_Activity_: Your copy should match the listing below word for word, with no images in it.

_Record extracts_:
________________

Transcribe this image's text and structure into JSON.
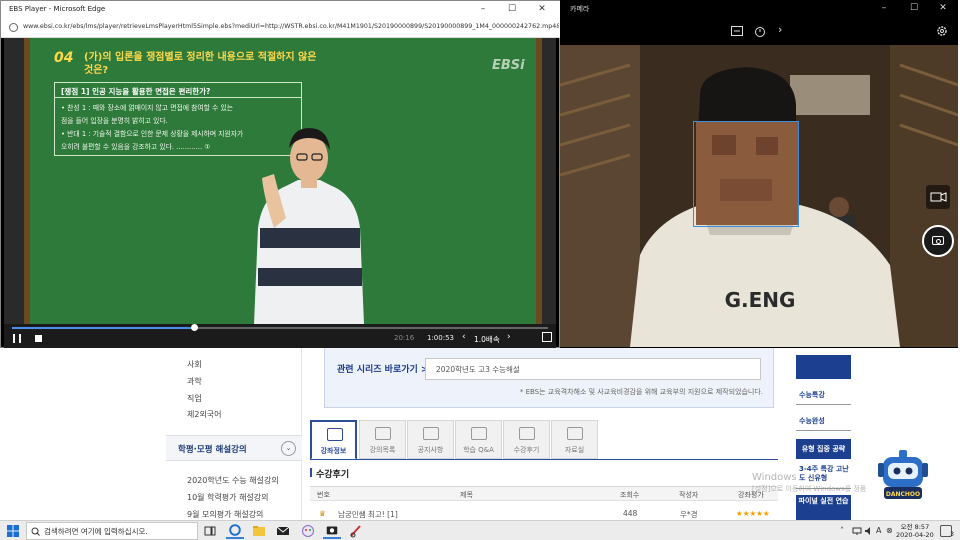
{
  "edge": {
    "title": "EBS Player - Microsoft Edge",
    "url": "www.ebsi.co.kr/ebs/lms/player/retrieveLmsPlayerHtml5Simple.ebs?mediUrl=http://WSTR.ebsi.co.kr/M41M1901/S20190000899/S20190000899_1M4_000000242762.mp4&mode=0&sbjtag"
  },
  "lecture": {
    "question_number": "04",
    "question_text": "(가)의 입론을 쟁점별로 정리한 내용으로 적절하지 않은 것은?",
    "logo": "EBSi",
    "case_title": "[쟁점 1] 인공 지능을 활용한 면접은 편리한가?",
    "case_lines": [
      "• 찬성 1 : 때와 장소에 얽매이지 않고 면접에 참여할 수 있는",
      "  점을 들어 입장을 분명히 밝히고 있다.",
      "• 반대 1 : 기술적 결함으로 인한 문제 상황을 제시하며 지원자가",
      "  오히려 불편할 수 있음을 강조하고 있다. ............ ①"
    ]
  },
  "player": {
    "time_total": "20:16",
    "time_current": "1:00:53",
    "speed_label": "1.0배속",
    "speed_dec": "‹",
    "speed_inc": "›",
    "progress": 0.34
  },
  "camera": {
    "title": "카메라"
  },
  "page": {
    "left_menu": [
      "사회",
      "과학",
      "직업",
      "제2외국어"
    ],
    "section_title": "학평·모평 해설강의",
    "section_items": [
      "2020학년도 수능 해설강의",
      "10월 학력평가 해설강의",
      "9월 모의평가 해설강의"
    ],
    "series_title": "관련 시리즈 바로가기 >",
    "series_select": "2020학년도 고3 수능해설",
    "series_note": "* EBS는 교육격차해소 및 사교육비경감을 위해 교육부의 지원으로 제작되었습니다.",
    "tabs": [
      "강좌정보",
      "강의목록",
      "공지사항",
      "학습 Q&A",
      "수강후기",
      "자료실"
    ],
    "reviews_title": "수강후기",
    "reviews_headers": [
      "번호",
      "제목",
      "조회수",
      "작성자",
      "강좌평가"
    ],
    "review_row": {
      "title": "남궁민쌤 최고! [1]",
      "views": "448",
      "author": "우*경",
      "rating": "★★★★★"
    },
    "banners": [
      "수능특강",
      "수능완성",
      "유형 집중 공략",
      "3-4주 특강 고난도 신유형",
      "파이널 실전 연습"
    ],
    "mascot_label": "DANCHOO",
    "watermark_title": "Windows",
    "watermark_sub": "[설정]으로 이동하여 Windows를 정품"
  },
  "taskbar": {
    "search_placeholder": "검색하려면 여기에 입력하십시오.",
    "time": "오전 8:57",
    "date": "2020-04-20",
    "notif_count": "3"
  }
}
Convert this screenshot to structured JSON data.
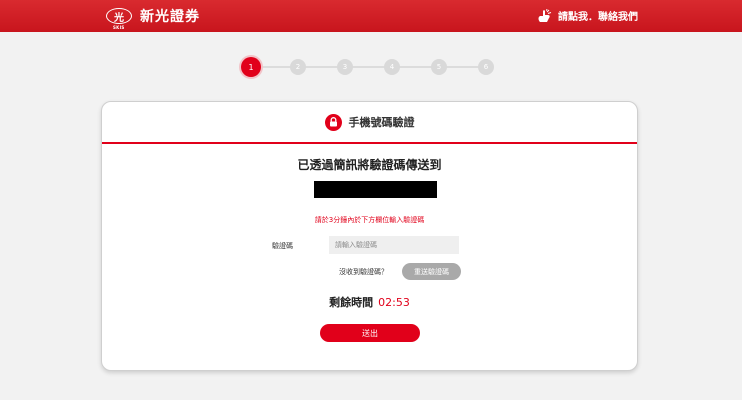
{
  "header": {
    "brand": "新光證券",
    "brand_sub": "SKIS",
    "logo_mark": "光",
    "contact": "請點我．聯絡我們"
  },
  "steps": [
    {
      "label": "1",
      "active": true
    },
    {
      "label": "2",
      "active": false
    },
    {
      "label": "3",
      "active": false
    },
    {
      "label": "4",
      "active": false
    },
    {
      "label": "5",
      "active": false
    },
    {
      "label": "6",
      "active": false
    }
  ],
  "card": {
    "title": "手機號碼驗證",
    "message": "已透過簡訊將驗證碼傳送到",
    "note": "請於3分鐘內於下方欄位輸入驗證碼",
    "code_label": "驗證碼",
    "code_placeholder": "請輸入驗證碼",
    "code_value": "",
    "no_code": "沒收到驗證碼？",
    "resend": "重送驗證碼",
    "timer_label": "剩餘時間",
    "timer_value": "02:53",
    "submit": "送出"
  },
  "colors": {
    "brand_red": "#e1001a",
    "header_red": "#d21e26",
    "step_inactive": "#d9d9d9",
    "resend_gray": "#a9a9a9"
  },
  "icons": {
    "contact": "hand-pointer-icon",
    "title": "lock-icon"
  }
}
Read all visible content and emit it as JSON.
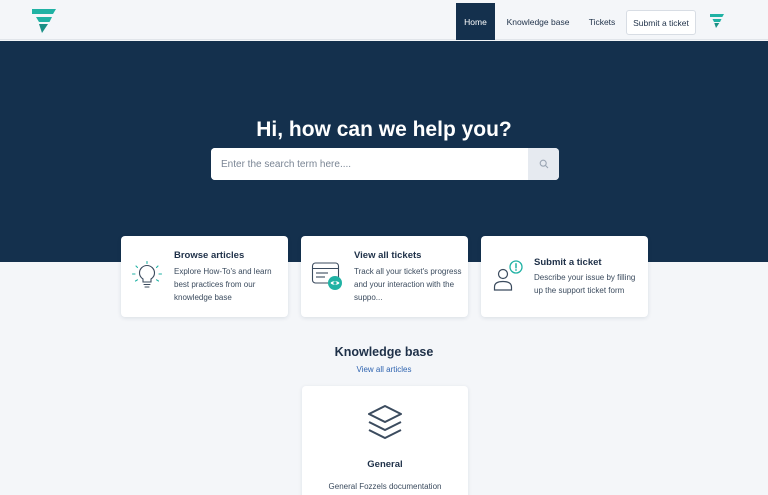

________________

_Written answer_:
Transcribe this image's text and structure into JSON.
{
  "edge": {
    "title": "EBS Player - Microsoft Edge",
    "url": "www.ebsi.co.kr/ebs/lms/player/retrieveLmsPlayerHtml5Simple.ebs?mediUrl=http://WSTR.ebsi.co.kr/M41M1901/S20190000899/S20190000899_1M4_000000242762.mp4&mode=0&sbjtag"
  },
  "lecture": {
    "question_number": "04",
    "question_text": "(가)의 입론을 쟁점별로 정리한 내용으로 적절하지 않은 것은?",
    "logo": "EBSi",
    "case_title": "[쟁점 1] 인공 지능을 활용한 면접은 편리한가?",
    "case_lines": [
      "• 찬성 1 : 때와 장소에 얽매이지 않고 면접에 참여할 수 있는",
      "  점을 들어 입장을 분명히 밝히고 있다.",
      "• 반대 1 : 기술적 결함으로 인한 문제 상황을 제시하며 지원자가",
      "  오히려 불편할 수 있음을 강조하고 있다. ............ ①"
    ]
  },
  "player": {
    "time_total": "20:16",
    "time_current": "1:00:53",
    "speed_label": "1.0배속",
    "speed_dec": "‹",
    "speed_inc": "›",
    "progress": 0.34
  },
  "camera": {
    "title": "카메라"
  },
  "page": {
    "left_menu": [
      "사회",
      "과학",
      "직업",
      "제2외국어"
    ],
    "section_title": "학평·모평 해설강의",
    "section_items": [
      "2020학년도 수능 해설강의",
      "10월 학력평가 해설강의",
      "9월 모의평가 해설강의"
    ],
    "series_title": "관련 시리즈 바로가기 >",
    "series_select": "2020학년도 고3 수능해설",
    "series_note": "* EBS는 교육격차해소 및 사교육비경감을 위해 교육부의 지원으로 제작되었습니다.",
    "tabs": [
      "강좌정보",
      "강의목록",
      "공지사항",
      "학습 Q&A",
      "수강후기",
      "자료실"
    ],
    "reviews_title": "수강후기",
    "reviews_headers": [
      "번호",
      "제목",
      "조회수",
      "작성자",
      "강좌평가"
    ],
    "review_row": {
      "title": "남궁민쌤 최고! [1]",
      "views": "448",
      "author": "우*경",
      "rating": "★★★★★"
    },
    "banners": [
      "수능특강",
      "수능완성",
      "유형 집중 공략",
      "3-4주 특강 고난도 신유형",
      "파이널 실전 연습"
    ],
    "mascot_label": "DANCHOO",
    "watermark_title": "Windows",
    "watermark_sub": "[설정]으로 이동하여 Windows를 정품"
  },
  "taskbar": {
    "search_placeholder": "검색하려면 여기에 입력하십시오.",
    "time": "오전 8:57",
    "date": "2020-04-20",
    "notif_count": "3"
  }
}
Convert this screenshot to structured JSON data.
{
  "header": {
    "brand": "新光證券",
    "brand_sub": "SKIS",
    "logo_mark": "光",
    "contact": "請點我．聯絡我們"
  },
  "steps": [
    {
      "label": "1",
      "active": true
    },
    {
      "label": "2",
      "active": false
    },
    {
      "label": "3",
      "active": false
    },
    {
      "label": "4",
      "active": false
    },
    {
      "label": "5",
      "active": false
    },
    {
      "label": "6",
      "active": false
    }
  ],
  "card": {
    "title": "手機號碼驗證",
    "message": "已透過簡訊將驗證碼傳送到",
    "note": "請於3分鐘內於下方欄位輸入驗證碼",
    "code_label": "驗證碼",
    "code_placeholder": "請輸入驗證碼",
    "code_value": "",
    "no_code": "沒收到驗證碼？",
    "resend": "重送驗證碼",
    "timer_label": "剩餘時間",
    "timer_value": "02:53",
    "submit": "送出"
  },
  "colors": {
    "brand_red": "#e1001a",
    "header_red": "#d21e26",
    "step_inactive": "#d9d9d9",
    "resend_gray": "#a9a9a9"
  },
  "icons": {
    "contact": "hand-pointer-icon",
    "title": "lock-icon"
  }
}
Read all visible content and emit it as JSON.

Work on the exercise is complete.